Holocaust survivor and women’s rights powerhouse Simone Veil was given one of the highest honors in France on Sunday, being buried at the esteemed Panthéon in a ceremony attended by thousands of people.

Veil, considered one of France’s most beloved and trusted public figures, died at the age of 89 just a year and a day before the burial, and was interred in the Paris house that contains the remains of Voltaire, Emile Zola, Louis Braille and Victor Hugo.

Veil is only the fifth woman to be buried at the historic site. She joins scientist Marie Curie, resistance fighters Genevieve de Gauelle-Anthonioz and Germaine Tillione, and wife of chemist Marcellin Berthelot, Sophie.

Veil’s coffin was joined by that of her husband, high-ranking civil servant Antoine, who died in 2013. The coffins were displayed for 48 hours at the French Holocaust Memorial, which she helped found, to allow the public to pay their respects, and then escorted through Paris by Republican Guards to the Panthéon.

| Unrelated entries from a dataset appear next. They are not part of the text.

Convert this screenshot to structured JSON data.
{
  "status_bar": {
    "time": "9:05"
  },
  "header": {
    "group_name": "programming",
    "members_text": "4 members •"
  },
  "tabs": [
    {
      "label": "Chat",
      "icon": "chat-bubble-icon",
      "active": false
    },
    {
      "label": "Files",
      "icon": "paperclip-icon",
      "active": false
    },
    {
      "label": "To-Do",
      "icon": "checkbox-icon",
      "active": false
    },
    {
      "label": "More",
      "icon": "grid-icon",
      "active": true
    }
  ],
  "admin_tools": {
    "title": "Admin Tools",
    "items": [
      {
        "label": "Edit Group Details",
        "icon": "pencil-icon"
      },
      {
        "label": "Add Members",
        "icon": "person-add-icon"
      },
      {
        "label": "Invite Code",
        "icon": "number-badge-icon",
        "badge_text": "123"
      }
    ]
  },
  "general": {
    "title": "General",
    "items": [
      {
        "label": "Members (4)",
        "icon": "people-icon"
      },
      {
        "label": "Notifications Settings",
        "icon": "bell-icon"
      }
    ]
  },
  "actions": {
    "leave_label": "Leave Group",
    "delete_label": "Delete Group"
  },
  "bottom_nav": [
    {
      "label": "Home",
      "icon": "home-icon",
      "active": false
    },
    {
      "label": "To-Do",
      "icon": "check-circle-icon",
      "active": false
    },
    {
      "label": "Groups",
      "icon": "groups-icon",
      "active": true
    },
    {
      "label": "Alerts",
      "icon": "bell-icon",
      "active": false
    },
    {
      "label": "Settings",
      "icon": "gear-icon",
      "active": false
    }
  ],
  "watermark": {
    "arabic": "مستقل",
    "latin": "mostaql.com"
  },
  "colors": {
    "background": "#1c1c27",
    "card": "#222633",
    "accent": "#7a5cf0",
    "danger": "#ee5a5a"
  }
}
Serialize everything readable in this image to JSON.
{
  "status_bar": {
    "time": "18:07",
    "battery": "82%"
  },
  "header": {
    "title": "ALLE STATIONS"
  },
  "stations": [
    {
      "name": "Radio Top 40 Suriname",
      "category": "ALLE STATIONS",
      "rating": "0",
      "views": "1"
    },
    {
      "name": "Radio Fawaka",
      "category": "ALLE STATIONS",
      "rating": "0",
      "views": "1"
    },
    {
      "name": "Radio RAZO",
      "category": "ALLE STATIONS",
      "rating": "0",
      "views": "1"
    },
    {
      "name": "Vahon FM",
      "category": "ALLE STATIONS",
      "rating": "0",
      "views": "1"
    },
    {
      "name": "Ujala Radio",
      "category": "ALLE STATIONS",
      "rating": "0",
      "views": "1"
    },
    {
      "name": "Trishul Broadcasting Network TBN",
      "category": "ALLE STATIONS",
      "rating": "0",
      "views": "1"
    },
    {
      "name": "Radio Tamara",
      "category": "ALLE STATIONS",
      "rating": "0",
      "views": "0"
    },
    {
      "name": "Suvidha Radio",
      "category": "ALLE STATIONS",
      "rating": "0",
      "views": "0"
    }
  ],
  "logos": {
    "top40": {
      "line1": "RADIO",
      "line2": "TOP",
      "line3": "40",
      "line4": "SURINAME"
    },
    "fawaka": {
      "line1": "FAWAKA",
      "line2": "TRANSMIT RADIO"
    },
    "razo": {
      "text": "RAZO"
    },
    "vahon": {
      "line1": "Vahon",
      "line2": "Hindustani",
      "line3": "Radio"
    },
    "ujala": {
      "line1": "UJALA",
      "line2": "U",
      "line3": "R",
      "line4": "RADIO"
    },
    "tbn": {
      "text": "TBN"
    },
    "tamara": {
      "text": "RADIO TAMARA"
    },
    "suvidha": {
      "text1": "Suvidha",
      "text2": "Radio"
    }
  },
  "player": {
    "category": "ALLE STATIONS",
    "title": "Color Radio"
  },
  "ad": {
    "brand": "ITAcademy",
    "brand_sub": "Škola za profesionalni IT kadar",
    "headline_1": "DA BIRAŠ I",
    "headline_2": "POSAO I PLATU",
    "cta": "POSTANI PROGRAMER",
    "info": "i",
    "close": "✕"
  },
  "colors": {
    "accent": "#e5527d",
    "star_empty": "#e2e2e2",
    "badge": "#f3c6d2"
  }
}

Simone Veil was deported along with her family to Auschwitz in 1944 when she was 16. Her mother, father and brother were killed in the Holocaust. When she returned to France, she supported European reconciliation and became a fierce advocate for women’s rights, working to legalize abortion in 1974. She was elected the first president of the European Parliament in 1979.

Veil’s acceptance into the Pantheon was the result of nationwide petitions. Her arrival at the Panthéon was attended by former presidents Francois Hollande and Nicolas Sarkozy, as well as current President Emmanuel Macron.